CHAPTER 34 of History of von Schatt (1913-1960)
On the Saturday morning of Labor Day weekend 1955, Walter, now six and having graduated sucking tobacco pouches to smoking Winston cigarettes, set out for the stationery store to pick up a pack of smokes and the latest issue of Swing Shift, when he spotted, in front of the alley between Dan’s Foods and The Law Office of Saul Rosenblatt, Esq., a boy and a girl sitting on the concrete, between them a wooden crate with “FREE KITTENS” written on its side in black crayon.
After purchasing his rations in the dingy store and emerging into the brilliant morning sunlight, he headed over.
Four of the kittens ignored him and continued playing among themselves. The fifth, trying to shrink behind the scrum, had terror in her big yellow-green eyes—
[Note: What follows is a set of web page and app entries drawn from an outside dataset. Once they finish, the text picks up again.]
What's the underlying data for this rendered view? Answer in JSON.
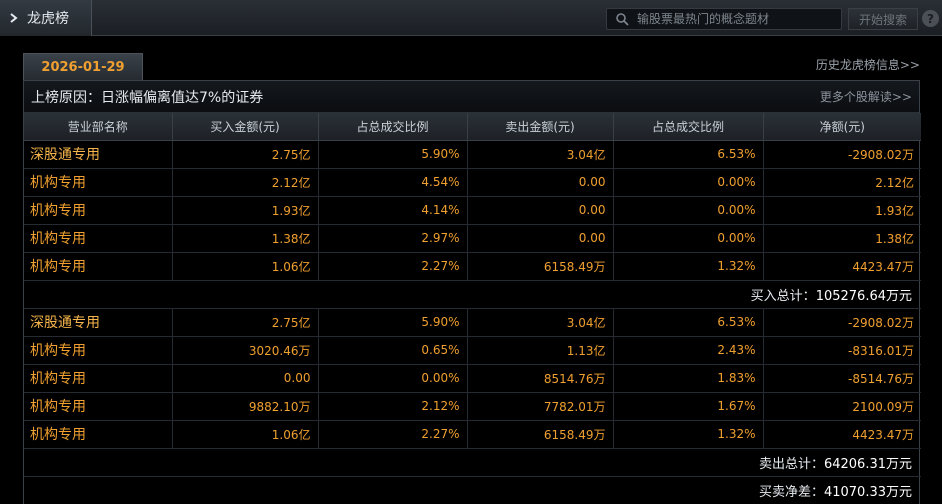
{
  "header": {
    "title": "龙虎榜",
    "search_placeholder": "输股票最热门的概念题材",
    "search_button": "开始搜索",
    "help": "?"
  },
  "date_tab": "2026-01-29",
  "history_link": "历史龙虎榜信息>>",
  "reason": "上榜原因：日涨幅偏离值达7%的证券",
  "more_link": "更多个股解读>>",
  "columns": [
    "营业部名称",
    "买入金额(元)",
    "占总成交比例",
    "卖出金额(元)",
    "占总成交比例",
    "净额(元)"
  ],
  "buy_rows": [
    [
      "深股通专用",
      "2.75亿",
      "5.90%",
      "3.04亿",
      "6.53%",
      "-2908.02万"
    ],
    [
      "机构专用",
      "2.12亿",
      "4.54%",
      "0.00",
      "0.00%",
      "2.12亿"
    ],
    [
      "机构专用",
      "1.93亿",
      "4.14%",
      "0.00",
      "0.00%",
      "1.93亿"
    ],
    [
      "机构专用",
      "1.38亿",
      "2.97%",
      "0.00",
      "0.00%",
      "1.38亿"
    ],
    [
      "机构专用",
      "1.06亿",
      "2.27%",
      "6158.49万",
      "1.32%",
      "4423.47万"
    ]
  ],
  "buy_total_label": "买入总计：",
  "buy_total_value": "105276.64万元",
  "sell_rows": [
    [
      "深股通专用",
      "2.75亿",
      "5.90%",
      "3.04亿",
      "6.53%",
      "-2908.02万"
    ],
    [
      "机构专用",
      "3020.46万",
      "0.65%",
      "1.13亿",
      "2.43%",
      "-8316.01万"
    ],
    [
      "机构专用",
      "0.00",
      "0.00%",
      "8514.76万",
      "1.83%",
      "-8514.76万"
    ],
    [
      "机构专用",
      "9882.10万",
      "2.12%",
      "7782.01万",
      "1.67%",
      "2100.09万"
    ],
    [
      "机构专用",
      "1.06亿",
      "2.27%",
      "6158.49万",
      "1.32%",
      "4423.47万"
    ]
  ],
  "sell_total_label": "卖出总计：",
  "sell_total_value": "64206.31万元",
  "net_label": "买卖净差：",
  "net_value": "41070.33万元"
}
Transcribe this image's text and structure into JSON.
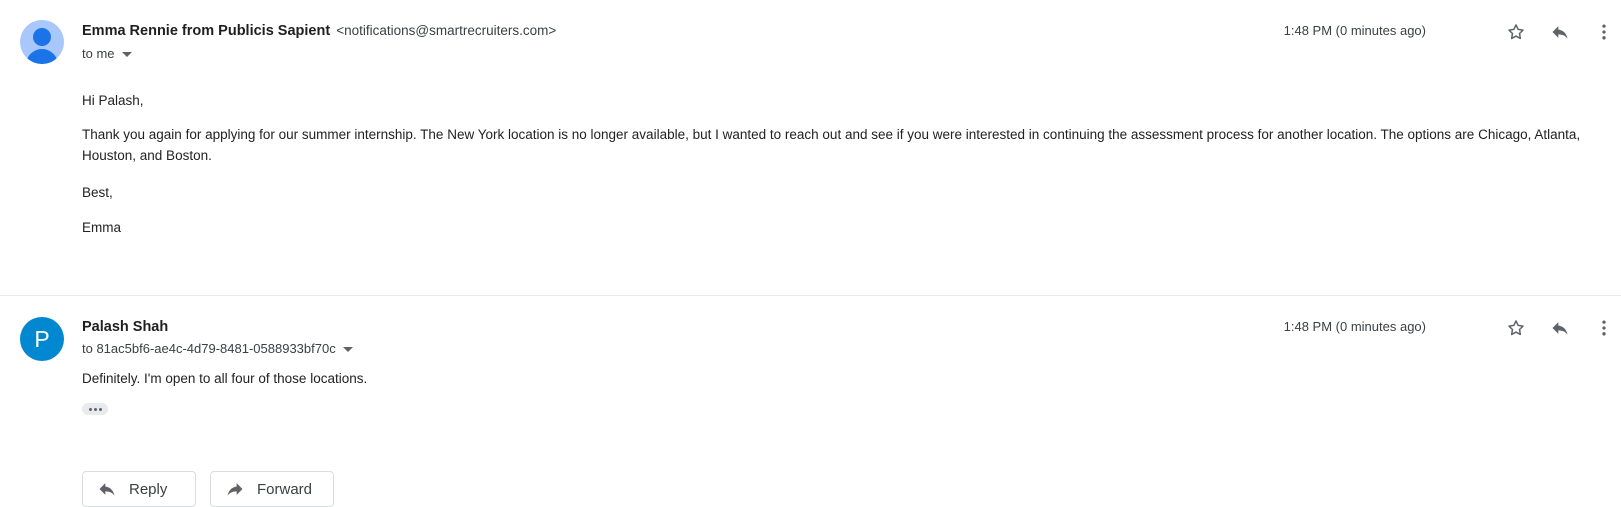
{
  "messages": [
    {
      "sender_name": "Emma Rennie from Publicis Sapient",
      "sender_email": "<notifications@smartrecruiters.com>",
      "recipient": "to me",
      "time": "1:48 PM (0 minutes ago)",
      "avatar_icon": "person-avatar-icon",
      "body": [
        "Hi Palash,",
        "Thank you again for applying for our summer internship. The New York location is no longer available, but I wanted to reach out and see if you were interested in continuing the assessment process for another location. The options are Chicago, Atlanta, Houston, and Boston.",
        "Best,",
        "Emma"
      ]
    },
    {
      "sender_name": "Palash Shah",
      "avatar_letter": "P",
      "recipient": "to 81ac5bf6-ae4c-4d79-8481-0588933bf70c",
      "time": "1:48 PM (0 minutes ago)",
      "body": [
        "Definitely. I'm open to all four of those locations."
      ]
    }
  ],
  "actions": {
    "reply_label": "Reply",
    "forward_label": "Forward"
  },
  "colors": {
    "avatar_default_bg": "#a8c7fa",
    "avatar_default_fg": "#1a73e8",
    "avatar_letter_bg": "#0288d1"
  }
}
“I’ll take that one,” Walter said.
The boy, holding open a Dan’s Foods brown paper grocery bag emblazoned with the store’s “crown logo” in Pamplona red, felt a chill when the scary kid reached into the crate and snatched the kitten by her scruff, then dropped her in the bag—
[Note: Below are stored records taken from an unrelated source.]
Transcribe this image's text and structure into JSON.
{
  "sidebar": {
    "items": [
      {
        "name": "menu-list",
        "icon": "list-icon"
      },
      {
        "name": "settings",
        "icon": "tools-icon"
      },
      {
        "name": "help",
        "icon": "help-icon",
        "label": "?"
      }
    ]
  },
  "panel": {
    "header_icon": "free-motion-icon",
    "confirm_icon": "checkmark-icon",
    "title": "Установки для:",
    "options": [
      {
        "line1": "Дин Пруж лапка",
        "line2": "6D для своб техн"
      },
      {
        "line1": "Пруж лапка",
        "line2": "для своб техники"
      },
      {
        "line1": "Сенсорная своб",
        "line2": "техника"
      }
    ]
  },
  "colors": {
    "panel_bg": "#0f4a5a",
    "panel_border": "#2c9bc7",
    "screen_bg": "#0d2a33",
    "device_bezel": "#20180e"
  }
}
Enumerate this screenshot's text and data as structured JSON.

“What will you name her?” the girl asked.
“What’s your name?” Walter asked.
“Then I’ll name her Sally.”
The girl smiled.
Walter brought Sally the kitten into the garage workshop and locked the door. He placed the bag on the workbench and watched the rumples in the brown paper move around for a couple of minutes, then unrolled the top and pulled her out by the scruff. He held her in front of his face, watching the initial glimmer of hope in her big kitty eyes morph into feline terror. She started thrashing and managed to scratch his arm, which he liked, but his grip was too firm for any chance at escape. He cupped his free hand around her throat and squeezed until her body went limp.
An hour later, all that remained were parts, the legs and head sawed off with a hacksaw, the body skinned with a Norwegian scaling knife, and the innards wadded into four old cloth diapers placed neatly in the grocery bag. He would put the head and fur in the shoebox under his bed with the other heads and furs, the latter he used when humping the mattress.
After the workshop was clean and his new pieces packed away under his bed, he headed out, grocery bag in hand, down Hendrickson and across the asterisk intersection, from where he could see the boy and girl still sitting in the shopping center with their crate. He turned right down South Franklin, then made a slight left onto Lakeview Avenue, heading east for half-mile until arriving at the Tanglewood Preserve—seventeen acres of nature habitat with a large pond stocked with goldfish that, in winter, was a popular ice skating spot. The place was also crawling with lizards wreaking havoc on the local ecosystem, this being three years after the big pet shop truck crash on Peninsula Boulevard that killed the bourbon-soaked driver and allowed the lizards imported from Florida to escape into the preserve, where they adapted to the harsh Northeast winters by retreating to the tunnel far below that few humans knew of, the Quoguepequacock Passage, a subterranean thoroughfare used by the ancients that ran the length of Long Island from Gowanus to Montauk, then continued beneath the ocean floor to the northern edge of the Sohm Abyssal Plain and the Way of the Grand Banks Arrow. The few humans who did know of this passage treated them with respect during encounters down there, which none of the humans on the surface had ever done.
He followed the asphalt walkway through the crowded recreation area facing the pond, where children were feeding ducks and their parents sat on benches smoking. A group of four boys had sliced the tail off a lizard and were now trying to burn the creature alive with a tiny magnifying glass from a box of Cracker Jack, but stopped and ran back to their mothers when they saw him approaching. The walkway eventually curved away from the pond, and he turned onto a footpath that led back towards the water through a patch of woods. He stopped at a secluded spot on the bank obstructed from view in all directions by a small island in the middle of the pond overgrown with bushes and vines.
After removing his socks and shoes and rolling up his pant cuffs, he waded into the warm, late-summer water up to his knees, where the bottom was covered with hand-sized rocks partially buried in the muck. Reaching down into the water, he moved several of the rocks, clearing a spot where he scooped out a hole. He went back to shore and retrieved the wadded diapers, then waded back in and placed them in the underwater hole as neatly as they had been in the grocery bag. He refilled the hole with muck and placed the rocks back on top, almost exactly as they had been. From the shore, socks and shoes back on feet, he took a moment to admire the scene, which showed no signs of disturbance. He went home and humped his new fur, his brief gratification even shorter than last time, followed by a long, aching boredom— ▪